Getting started in farming : so you have inherited a farm (1970s)
Most people who inherit farmland consider themselves fortunate. Land has potential for both current earnings and appreciation in value. Inheriting land may also cause some problems. You have decisions to make about how to handle the land. Like most other resources that are expected to be productive, land requires management. What you do with inherited land will depend, in part, on the circumstances under which you obtained the land, your background, and your present situation. Often the person inheriting land is a widow or child of a farmer, or the widow or child of a parent who had the land as an investment. In some instances, the land may have been inherited from a more distant relative, or even from a nonrelative. A widow inheriting land may not be interested in farming the land but she may wish to keep it as a source of income. A child with a farm background who inherits land may be interested in farming the land. Any debt remaining on the land tends to complicate decisions as to how to handle the unit and the alternatives available.
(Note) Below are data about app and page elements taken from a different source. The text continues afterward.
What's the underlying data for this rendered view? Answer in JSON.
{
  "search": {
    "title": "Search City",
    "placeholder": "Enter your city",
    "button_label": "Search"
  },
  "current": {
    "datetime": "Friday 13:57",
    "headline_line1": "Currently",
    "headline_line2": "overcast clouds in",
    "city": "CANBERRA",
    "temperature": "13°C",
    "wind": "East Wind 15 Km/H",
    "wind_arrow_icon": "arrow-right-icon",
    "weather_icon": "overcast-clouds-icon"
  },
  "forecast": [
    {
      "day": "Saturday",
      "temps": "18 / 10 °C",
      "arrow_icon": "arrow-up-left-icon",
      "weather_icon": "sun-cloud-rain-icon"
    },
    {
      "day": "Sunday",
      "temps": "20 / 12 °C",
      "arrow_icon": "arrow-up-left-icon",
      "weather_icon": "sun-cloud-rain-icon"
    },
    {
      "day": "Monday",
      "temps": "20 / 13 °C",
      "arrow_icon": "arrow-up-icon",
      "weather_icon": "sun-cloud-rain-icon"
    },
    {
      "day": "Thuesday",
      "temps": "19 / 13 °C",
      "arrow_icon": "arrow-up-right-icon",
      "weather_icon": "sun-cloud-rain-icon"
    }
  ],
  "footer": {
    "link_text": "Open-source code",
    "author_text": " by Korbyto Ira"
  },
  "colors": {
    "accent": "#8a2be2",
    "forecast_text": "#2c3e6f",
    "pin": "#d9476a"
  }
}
Table of Contents
Initial decisions -- Appraisal of yourself -- Appraisal of the real estate -- Appraisal of current economic conditions -- Making a decision -- Farming the land yourself -- Keeping the farm as an investment -- Estate taxes -- Inheritance taxes -- Land ownership decisions -- Selling the land -- Inheriting part of a farm
Archive version. For the most recent information see extension.missouri.edu.